Check every line of the data below for the word "this", then give only the number of lines that have it.

= DATA SUPPLIED =
++++++
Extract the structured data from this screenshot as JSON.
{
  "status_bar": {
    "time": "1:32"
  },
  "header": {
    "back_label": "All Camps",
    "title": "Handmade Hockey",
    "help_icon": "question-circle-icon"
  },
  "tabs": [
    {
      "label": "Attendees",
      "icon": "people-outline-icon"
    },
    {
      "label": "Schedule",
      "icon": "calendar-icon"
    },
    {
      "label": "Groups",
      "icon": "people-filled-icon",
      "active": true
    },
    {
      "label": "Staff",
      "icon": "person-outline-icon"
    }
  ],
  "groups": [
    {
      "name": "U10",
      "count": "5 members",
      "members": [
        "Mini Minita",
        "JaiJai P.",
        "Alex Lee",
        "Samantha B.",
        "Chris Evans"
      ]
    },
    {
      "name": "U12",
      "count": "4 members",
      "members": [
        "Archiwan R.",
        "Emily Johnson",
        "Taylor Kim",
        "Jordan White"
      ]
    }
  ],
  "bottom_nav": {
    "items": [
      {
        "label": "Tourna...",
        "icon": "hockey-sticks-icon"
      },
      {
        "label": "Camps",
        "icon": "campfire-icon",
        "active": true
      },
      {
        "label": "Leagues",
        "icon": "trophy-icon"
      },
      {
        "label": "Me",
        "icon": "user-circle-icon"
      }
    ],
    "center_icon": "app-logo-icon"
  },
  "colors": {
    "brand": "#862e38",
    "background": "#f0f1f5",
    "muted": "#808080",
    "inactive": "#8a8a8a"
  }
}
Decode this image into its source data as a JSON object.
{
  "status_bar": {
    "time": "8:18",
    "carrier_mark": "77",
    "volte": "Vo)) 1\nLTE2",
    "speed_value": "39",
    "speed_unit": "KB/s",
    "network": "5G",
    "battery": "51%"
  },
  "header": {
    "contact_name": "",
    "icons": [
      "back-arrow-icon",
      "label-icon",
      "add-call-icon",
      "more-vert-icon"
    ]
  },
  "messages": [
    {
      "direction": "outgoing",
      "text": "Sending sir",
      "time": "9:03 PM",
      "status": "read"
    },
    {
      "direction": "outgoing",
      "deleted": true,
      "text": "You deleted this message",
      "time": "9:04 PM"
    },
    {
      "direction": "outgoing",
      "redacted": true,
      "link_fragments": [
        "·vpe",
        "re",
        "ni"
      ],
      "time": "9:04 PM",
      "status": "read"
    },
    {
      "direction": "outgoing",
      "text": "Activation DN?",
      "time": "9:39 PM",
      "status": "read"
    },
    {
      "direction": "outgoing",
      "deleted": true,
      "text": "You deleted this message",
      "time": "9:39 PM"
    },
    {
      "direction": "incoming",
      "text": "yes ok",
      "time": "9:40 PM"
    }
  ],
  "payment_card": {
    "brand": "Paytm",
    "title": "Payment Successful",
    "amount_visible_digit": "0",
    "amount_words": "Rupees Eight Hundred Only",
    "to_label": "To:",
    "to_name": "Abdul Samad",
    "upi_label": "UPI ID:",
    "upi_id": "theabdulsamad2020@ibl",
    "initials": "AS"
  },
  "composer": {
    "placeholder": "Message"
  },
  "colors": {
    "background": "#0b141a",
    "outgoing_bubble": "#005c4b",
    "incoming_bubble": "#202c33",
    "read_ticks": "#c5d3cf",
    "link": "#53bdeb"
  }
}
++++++
= EXERCISE OUTPUT =
4